Christopher Dickey writes: Emma Sky has a lovely sense of irony about many things, from her evocative name to her frustrated dreams for Iraq, where, in the first decade of this century, she spent what she thinks of as the most important years of her life advising senior officers in the American military. “Amidst the horror of war, I had experienced more love and camaraderie than I had ever known,” she writes. “I had become part of their band of brothers.”
Many soldiers have felt that way, but Sky was no soldier, and not even American. She had been among those who opposed the war, an Arabist in her mid-30s working for the British Council, a cultural and educational organization. She thought she would go on temporary duty to Iraq after the shock and awe of 2003 to apologize, if she could, and try to help the Iraqi people. This was a common sentiment among Western Arabists at the time: We shouldn’t have done this, but having done it, we must make it work.
Almost against Sky’s better judgment, as she writes in her important and disturbing memoir, “The Unraveling,” she quickly found herself sucked deep into the business of occupation as she tried to sort out the chaos after the fall of the tyrant Saddam Hussein. She thought she would be working with the British in the coalition forces that had participated in the invasion, but they told her to talk to the Americans running the show. She also thought she would be in Baghdad, but wound up about 150 miles to the north in Kirkuk.
Sky made herself useful in whatever way she could. She provided expertise in the region and the language that was appallingly rare in American ranks. Faute de mieux, she began to function very quickly like the Orientalists of the old British Empire — part diplomat, part diviner of local moods and frequent mediator in bitter disputes. She became the indispensable adviser to the United States colonel trying to hold together the explosive, contested Kirkuk region, which sits on 40 percent of Iraq’s enormous oil reserves.

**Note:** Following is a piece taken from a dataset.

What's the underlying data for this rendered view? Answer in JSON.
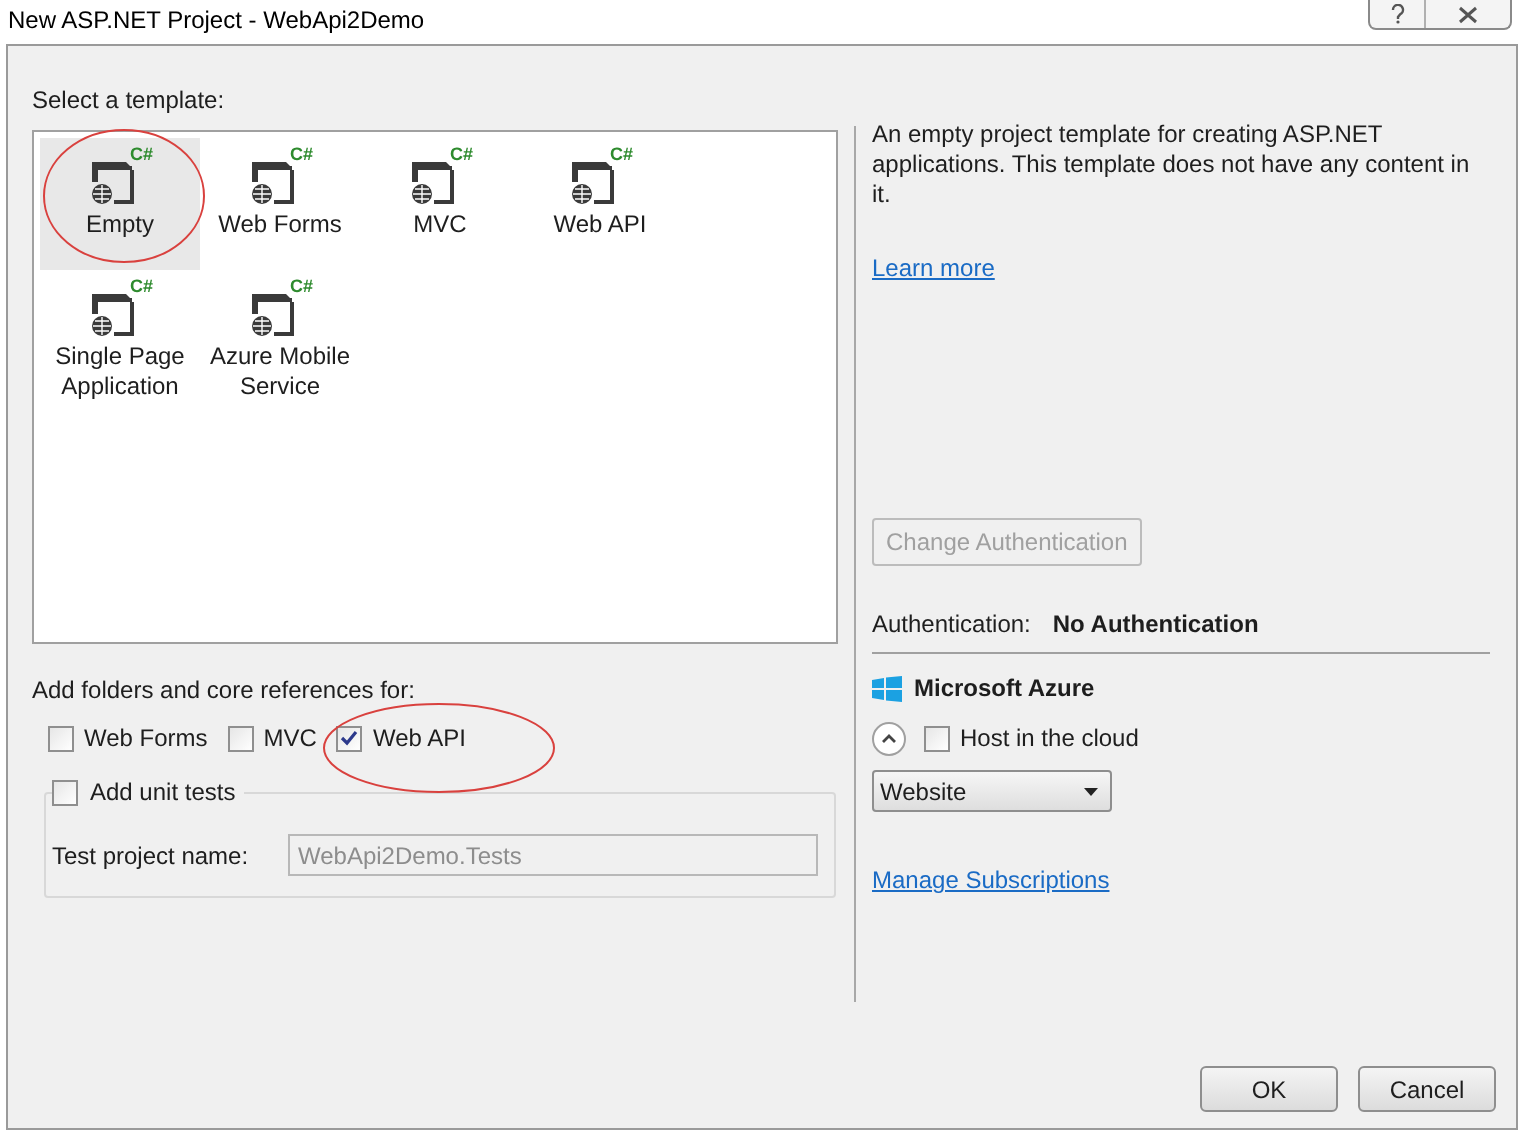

As Sky puts it, sardonically, “Within weeks of the fall of Saddam I had found myself governing a province.” [Continue reading…]